    On the other hand, the few times I experience great service (or a great product) I instantly turn into a powerful marketing tool - running around recommending shops, products and services to new potential customers. That's clearly worth a lot these days - and it gives me hope, that the good guys will win this game.

    /Kent
    http://workworkwork.tumblr.com

  • Roberta Matuson

    Koos,

    Thank you for your thoughtful post. I can certainly understand why your friend would feel frustrated. But just for a moment, perhaps he could put himself in the position of the buyer. I'm less likely to buy a product I cannot see. I am most certainly not going back to a store that has no inventory. When I said this store only had one video camera (that wasn't a Flip camera), I was not kidding. Makes me wonder if they will be there when and if I have a problem. And this store touts itself as, "New England's Largest Photography Retailer." Just for kicks, I'd like to see how many cameras New England's Smallest Photography Retailer carries.

    Roberta

  • Koos Overbeeke

    Hi Roberta,

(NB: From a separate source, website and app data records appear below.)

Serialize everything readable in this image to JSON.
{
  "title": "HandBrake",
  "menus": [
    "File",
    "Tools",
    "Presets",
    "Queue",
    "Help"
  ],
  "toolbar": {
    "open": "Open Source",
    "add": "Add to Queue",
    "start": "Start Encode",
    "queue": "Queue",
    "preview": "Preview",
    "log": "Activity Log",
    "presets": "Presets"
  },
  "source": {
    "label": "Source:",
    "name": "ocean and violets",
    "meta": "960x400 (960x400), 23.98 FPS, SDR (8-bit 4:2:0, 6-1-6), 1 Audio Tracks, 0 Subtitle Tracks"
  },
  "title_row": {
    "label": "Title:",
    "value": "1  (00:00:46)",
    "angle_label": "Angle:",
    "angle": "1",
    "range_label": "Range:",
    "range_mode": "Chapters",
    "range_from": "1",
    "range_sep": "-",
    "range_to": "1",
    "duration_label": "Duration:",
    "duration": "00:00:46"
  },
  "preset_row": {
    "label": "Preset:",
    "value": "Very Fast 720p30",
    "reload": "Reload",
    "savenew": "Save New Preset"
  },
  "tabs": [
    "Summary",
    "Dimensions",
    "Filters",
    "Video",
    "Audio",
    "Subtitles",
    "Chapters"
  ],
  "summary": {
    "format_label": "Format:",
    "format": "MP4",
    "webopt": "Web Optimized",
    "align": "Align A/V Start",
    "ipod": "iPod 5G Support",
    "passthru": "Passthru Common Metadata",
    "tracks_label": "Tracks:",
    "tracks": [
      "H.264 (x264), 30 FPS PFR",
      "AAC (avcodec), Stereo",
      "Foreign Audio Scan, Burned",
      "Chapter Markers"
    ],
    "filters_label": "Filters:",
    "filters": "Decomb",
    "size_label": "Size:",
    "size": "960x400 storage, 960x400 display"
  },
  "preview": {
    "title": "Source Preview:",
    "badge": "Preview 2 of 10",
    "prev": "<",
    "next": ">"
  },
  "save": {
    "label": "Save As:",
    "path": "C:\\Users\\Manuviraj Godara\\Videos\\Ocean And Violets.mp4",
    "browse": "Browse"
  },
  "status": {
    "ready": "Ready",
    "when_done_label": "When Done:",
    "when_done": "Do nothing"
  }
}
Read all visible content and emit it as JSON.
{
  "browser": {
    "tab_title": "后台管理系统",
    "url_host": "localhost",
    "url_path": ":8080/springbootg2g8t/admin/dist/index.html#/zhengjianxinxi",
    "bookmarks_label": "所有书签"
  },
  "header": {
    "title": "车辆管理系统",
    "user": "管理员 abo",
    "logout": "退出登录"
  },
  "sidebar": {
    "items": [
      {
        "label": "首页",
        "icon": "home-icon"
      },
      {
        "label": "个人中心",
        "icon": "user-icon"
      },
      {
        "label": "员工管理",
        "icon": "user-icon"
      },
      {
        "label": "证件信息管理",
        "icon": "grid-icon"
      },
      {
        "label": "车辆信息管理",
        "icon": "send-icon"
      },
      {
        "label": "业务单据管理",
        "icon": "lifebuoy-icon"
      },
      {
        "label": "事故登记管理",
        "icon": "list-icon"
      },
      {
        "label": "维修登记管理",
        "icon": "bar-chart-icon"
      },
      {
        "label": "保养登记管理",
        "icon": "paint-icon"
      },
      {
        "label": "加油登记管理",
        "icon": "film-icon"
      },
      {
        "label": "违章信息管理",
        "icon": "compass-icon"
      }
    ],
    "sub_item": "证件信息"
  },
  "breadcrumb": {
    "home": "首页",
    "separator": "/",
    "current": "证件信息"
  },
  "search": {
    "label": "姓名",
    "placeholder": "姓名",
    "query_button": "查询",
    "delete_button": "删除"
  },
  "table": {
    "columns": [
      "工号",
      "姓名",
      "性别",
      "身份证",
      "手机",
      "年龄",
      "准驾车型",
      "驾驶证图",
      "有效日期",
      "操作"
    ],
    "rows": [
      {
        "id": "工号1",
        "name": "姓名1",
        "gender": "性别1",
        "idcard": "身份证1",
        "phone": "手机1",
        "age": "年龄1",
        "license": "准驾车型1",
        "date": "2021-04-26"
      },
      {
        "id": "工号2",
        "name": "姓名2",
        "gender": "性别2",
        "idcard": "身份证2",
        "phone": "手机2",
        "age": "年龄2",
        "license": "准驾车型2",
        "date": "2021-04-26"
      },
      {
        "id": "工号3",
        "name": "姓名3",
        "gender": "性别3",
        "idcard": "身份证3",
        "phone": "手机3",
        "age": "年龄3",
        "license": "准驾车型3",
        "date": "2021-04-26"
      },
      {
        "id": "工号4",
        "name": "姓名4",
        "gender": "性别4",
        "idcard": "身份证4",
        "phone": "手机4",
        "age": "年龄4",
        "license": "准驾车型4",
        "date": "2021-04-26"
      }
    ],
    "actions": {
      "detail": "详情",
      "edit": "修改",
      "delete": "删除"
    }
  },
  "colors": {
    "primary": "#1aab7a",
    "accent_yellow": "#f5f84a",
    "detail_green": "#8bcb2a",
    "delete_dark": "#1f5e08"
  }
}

    I think and believe that yoy are absolutely right. Too many business have been trying to transform customers into users of their limited services. In the process they forgot that users who al willing to pay are customers and should be treated this way. These service providers are missing the point of their possible added value against Walmart and the like. On the other hand there is a problem. A friend a mine is in the retail business and he finds it very frustrating to supply a customer with tons of information and then see the customer go to buy the stuff with 10-20 % discount somewhere in a discount center. Of course he can lower his prices but then he cannot serve the way he wants to.
    So what is wisdom? To be frankly, I don’t know.